Old, Big Trees Account for Disproportionately Large Amount of Forest Biomass

Posted on May 6, 2012

4 Foot Wide Sugar Pine in Yosemite National Park

Scientists have come up with more proof why the biggest, oldest trees in the forest are extra important and need protecting. Researchers have found that very big trees, three or more feet in diameter, account for nearly half the biomass measured at a Yosemite National Park site, yet represent just 1% of the trees growing there.

James Lutz, a University of Washington research scientist in environmental and forest sciences, says this means just a few towering white fir, sugar pine and incense cedars per acre at the Yosemite site are disproportionately responsible for photosynthesis, converting carbon dioxide into plant tissue and sequestering that carbon in the forest. Lutz is the lead author of a paper, published on PLoS One, about the largest quantitative study yet of the importance of big trees in temperate forests.

Lutz says, "In a forest comprised of younger trees that are generally the same age, if you lose one percent of the trees, you lose one percent of the biomass. In a forest with large trees like the one we studied, if you lose one percent of the trees, you could lose half the biomass."

The new 63-acre study site in the western part of Yosemite National Park is one of the largest, fully-mapped plots in the world and the largest old-growth plot in North America. The tally of what's there, including the counting and tagging of 34,500 live trees, was done by citizen scientists, mainly undergraduate college students, led by Lutz, Larson, Mark Swanson of Washington State University and James Freund of the UW. A Facebook page for the Yosemite plot can be found here.

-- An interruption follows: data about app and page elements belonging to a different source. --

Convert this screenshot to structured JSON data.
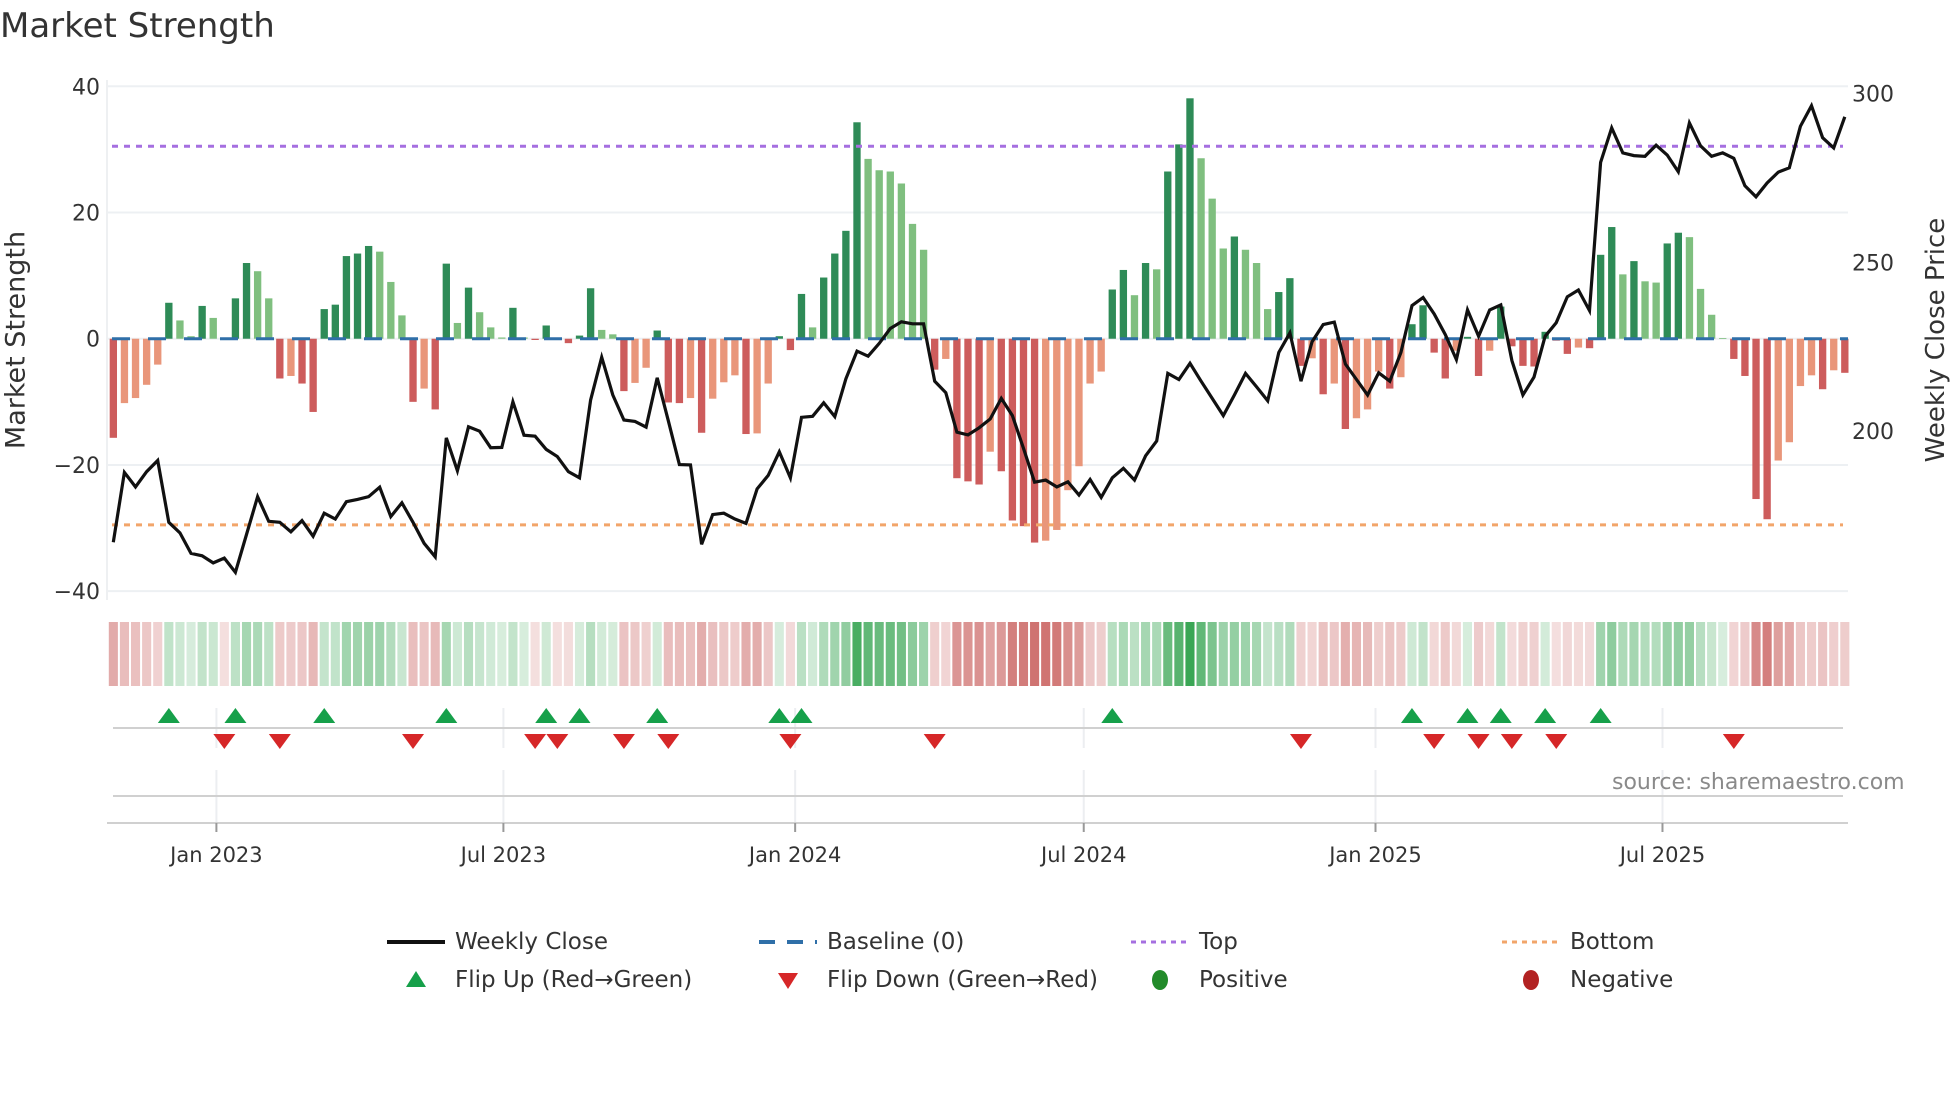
{
  "title": "Market Strength",
  "source": "source: sharemaestro.com",
  "legend": [
    {
      "label": "Weekly Close",
      "icon": "solid-line",
      "color": "#111111"
    },
    {
      "label": "Baseline (0)",
      "icon": "dashed-line",
      "color": "#2f6fa8"
    },
    {
      "label": "Top",
      "icon": "dotted-line",
      "color": "#a56fe0"
    },
    {
      "label": "Bottom",
      "icon": "dotted-line",
      "color": "#f2a56a"
    },
    {
      "label": "Flip Up (Red→Green)",
      "icon": "triangle-up",
      "color": "#16a04a"
    },
    {
      "label": "Flip Down (Green→Red)",
      "icon": "triangle-down",
      "color": "#d62728"
    },
    {
      "label": "Positive",
      "icon": "circle",
      "color": "#228b2a"
    },
    {
      "label": "Negative",
      "icon": "circle",
      "color": "#b22222"
    }
  ],
  "colors": {
    "pos_rising": "#2e8b57",
    "pos_falling": "#7fbf7f",
    "neg_falling": "#cd5c5c",
    "neg_rising": "#e9967a",
    "strip_pos": "#3aa655",
    "strip_neg": "#c9605e",
    "line": "#111111",
    "baseline": "#2f6fa8",
    "top": "#a56fe0",
    "bottom": "#f2a56a",
    "flip_up": "#16a04a",
    "flip_down": "#d62728"
  },
  "chart_data": {
    "type": "bar+line",
    "title": "Market Strength",
    "xlabel": "",
    "ylabel": "Market Strength",
    "ylabel_right": "Weekly Close Price",
    "start_date": "2022-10-28",
    "frequency": "weekly",
    "xlim": [
      "2022-10-24",
      "2025-10-26"
    ],
    "ylim": [
      -41.4,
      41.0
    ],
    "ylim_right": [
      150,
      304
    ],
    "yticks": [
      {
        "value": 40,
        "label": "40"
      },
      {
        "value": 20,
        "label": "20"
      },
      {
        "value": 0,
        "label": "0"
      },
      {
        "value": -20,
        "label": "−20"
      },
      {
        "value": -40,
        "label": "−40"
      }
    ],
    "yticks_right": [
      {
        "value": 300,
        "label": "300"
      },
      {
        "value": 250,
        "label": "250"
      },
      {
        "value": 200,
        "label": "200"
      }
    ],
    "xticks": [
      {
        "date": "2023-01-01",
        "label": "Jan 2023"
      },
      {
        "date": "2023-07-01",
        "label": "Jul 2023"
      },
      {
        "date": "2024-01-01",
        "label": "Jan 2024"
      },
      {
        "date": "2024-07-01",
        "label": "Jul 2024"
      },
      {
        "date": "2025-01-01",
        "label": "Jan 2025"
      },
      {
        "date": "2025-07-01",
        "label": "Jul 2025"
      }
    ],
    "top_level": 30.5,
    "bottom_level": -29.5,
    "baseline": 0,
    "grid": true,
    "legend_position": "bottom",
    "strength": [
      -15.7,
      -10.2,
      -9.4,
      -7.3,
      -4.1,
      5.7,
      2.9,
      0.4,
      5.2,
      3.3,
      -0.2,
      6.4,
      12,
      10.7,
      6.4,
      -6.3,
      -5.9,
      -7.1,
      -11.6,
      4.7,
      5.4,
      13.1,
      13.5,
      14.7,
      13.8,
      9,
      3.7,
      -10,
      -7.9,
      -11.2,
      11.9,
      2.5,
      8.1,
      4.2,
      1.8,
      0.2,
      4.9,
      0.2,
      -0.2,
      2.1,
      -0.2,
      -0.7,
      0.5,
      8,
      1.4,
      0.7,
      -8.3,
      -7,
      -4.6,
      1.3,
      -10.1,
      -10.2,
      -9.4,
      -14.9,
      -9.5,
      -6.9,
      -5.8,
      -15.1,
      -15.0,
      -7.1,
      0.4,
      -1.8,
      7.1,
      1.8,
      9.7,
      13.5,
      17.1,
      34.3,
      28.5,
      26.7,
      26.5,
      24.6,
      18.2,
      14.1,
      -4.9,
      -3.2,
      -22.1,
      -22.6,
      -23.1,
      -17.9,
      -21,
      -28.8,
      -29.7,
      -32.3,
      -32,
      -30.3,
      -24,
      -20.2,
      -7.1,
      -5.2,
      7.8,
      10.9,
      6.9,
      12,
      11,
      26.5,
      30.8,
      38.1,
      28.6,
      22.2,
      14.3,
      16.2,
      14.1,
      12,
      4.7,
      7.4,
      9.6,
      -4.3,
      -3.1,
      -8.8,
      -7.1,
      -14.3,
      -12.6,
      -11.2,
      -5.2,
      -7.9,
      -6.1,
      2.3,
      5.3,
      -2.2,
      -6.3,
      -1.9,
      0.3,
      -5.9,
      -1.9,
      5.1,
      -1.2,
      -4.3,
      -4.4,
      1.1,
      -0.3,
      -2.4,
      -1.4,
      -1.5,
      13.3,
      17.7,
      10.2,
      12.3,
      9.1,
      8.9,
      15.1,
      16.8,
      16.1,
      7.9,
      3.8,
      0.1,
      -3.2,
      -5.9,
      -25.4,
      -28.6,
      -19.3,
      -16.4,
      -7.5,
      -5.8,
      -8,
      -5,
      -5.4
    ],
    "weekly_close": [
      167.1,
      187.8,
      183.5,
      188,
      191.3,
      173,
      169.9,
      163.8,
      163.1,
      161,
      162.4,
      158.2,
      169.4,
      180.6,
      173.3,
      173,
      170.2,
      173.5,
      168.9,
      175.7,
      174,
      179.1,
      179.8,
      180.6,
      183.4,
      174.7,
      178.8,
      173,
      166.8,
      162.8,
      198,
      188.3,
      201.3,
      200,
      195.1,
      195.2,
      208.7,
      198.8,
      198.5,
      194.6,
      192.5,
      188,
      186.2,
      209.2,
      221.9,
      210.7,
      203.3,
      202.9,
      201.2,
      215.8,
      203.1,
      190.1,
      190,
      166.5,
      175.3,
      175.7,
      174,
      172.7,
      182.9,
      186.9,
      193.9,
      186.2,
      204.1,
      204.4,
      208.4,
      204.3,
      215.5,
      223.7,
      222.2,
      226,
      230.4,
      232.4,
      231.8,
      231.8,
      214.8,
      211.4,
      199.7,
      198.9,
      201,
      203.6,
      209.7,
      204.6,
      194.9,
      184.9,
      185.5,
      183.5,
      185,
      181.1,
      185.7,
      180.4,
      186.2,
      189,
      185.5,
      192.7,
      197.1,
      217.1,
      215.3,
      220.1,
      214.8,
      209.7,
      204.6,
      210.7,
      217.1,
      213.1,
      209,
      223.3,
      229.1,
      214.8,
      226.5,
      231.6,
      232.3,
      219.9,
      215.3,
      210.7,
      217.3,
      214.8,
      223.3,
      237.2,
      239.6,
      234.7,
      228.6,
      221.2,
      235.9,
      228.1,
      235.9,
      237.4,
      220.9,
      210.7,
      216,
      228.1,
      232.1,
      239.8,
      241.8,
      235.7,
      279.6,
      289.8,
      282.4,
      281.6,
      281.4,
      284.7,
      281.8,
      276.8,
      291.3,
      284.5,
      281.4,
      282.4,
      280.8,
      272.7,
      269.4,
      273.5,
      276.7,
      278,
      290.3,
      296.4,
      286.9,
      283.9,
      293.1
    ]
  }
}
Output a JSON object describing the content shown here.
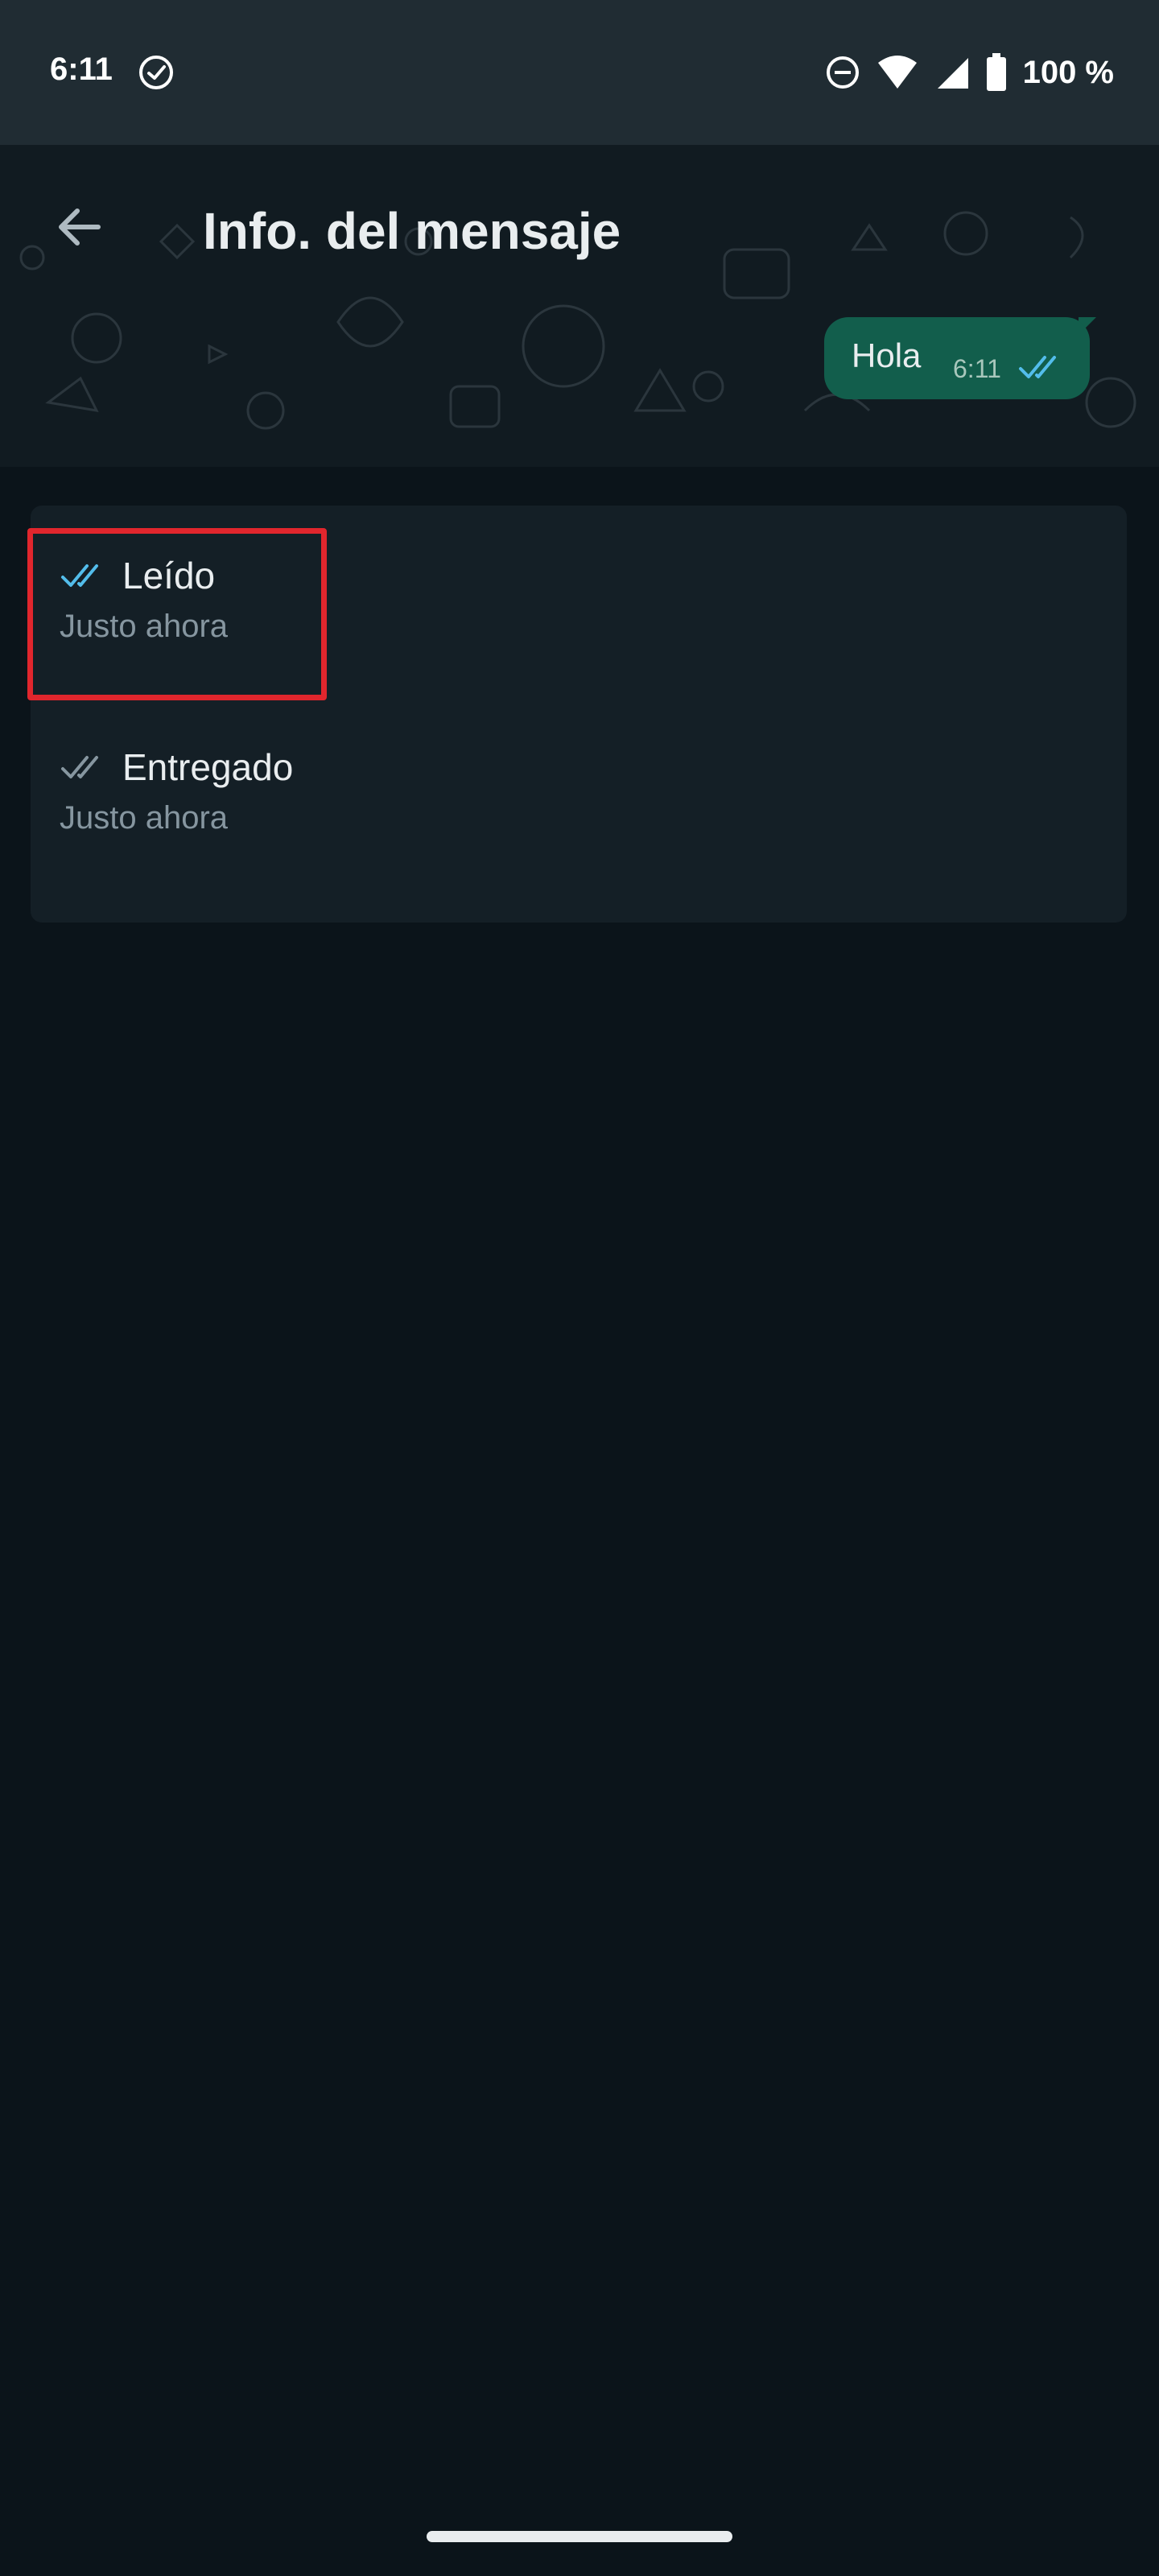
{
  "status_bar": {
    "time": "6:11",
    "battery": "100 %"
  },
  "header": {
    "title": "Info. del mensaje",
    "back_icon": "arrow-left-icon"
  },
  "message": {
    "text": "Hola",
    "time": "6:11",
    "status_icon": "double-check-icon",
    "status_color": "#53bdeb"
  },
  "receipts": [
    {
      "label": "Leído",
      "time": "Justo ahora",
      "icon": "double-check-icon",
      "color": "#53bdeb"
    },
    {
      "label": "Entregado",
      "time": "Justo ahora",
      "icon": "double-check-icon",
      "color": "#8696a0"
    }
  ],
  "colors": {
    "background": "#0b141a",
    "status_bar": "#202c33",
    "bubble": "#125e4c",
    "card": "#141f26",
    "highlight": "#e1262d"
  }
}
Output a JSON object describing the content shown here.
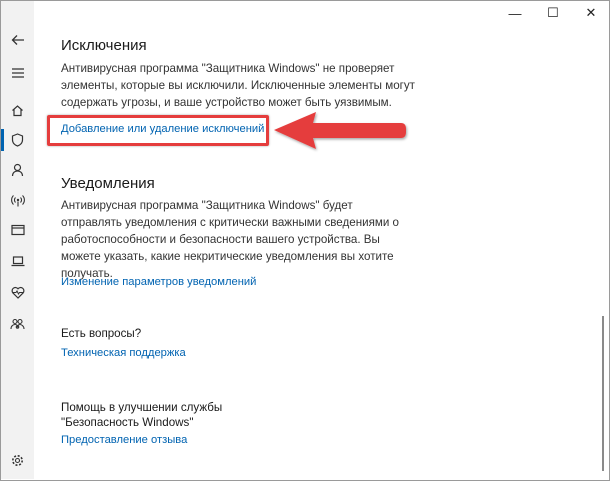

Included was all above-ground biomass such as live trees, snags, downed woody debris, litter and what's called duff, the decaying plant matter on the ground under trees. Even when big trees die, they continue to dominate biomass in different ways. For example, 12 percent of standing snags were the remains of large-diameter trees, but still accounted for 60 percent of the total biomass of snags. Live and dead biomass totaled 280 tons per acre (652 metric tons per hectare), a figure unmatched by any other forest in the Smithsonian Center for Tropical Forest Science network, a global network of 42 tropical and temperate forest plots including the one in Yosemite.

Trees in the western U.S. with trunks more than three feet across are typically at least 200 years old. Many forests that were heavily harvested in the 19th and 20th centuries, or those that are used as commercial forest lands today, don't generally have large-diameter trees, snags or large wood on the ground.

Lutz says, "These trees started growing in the Little Ice Age. Current models can't fully capture the hundreds of years of dynamic processes that have shaped them during their lifetimes."

Photo: Washington State University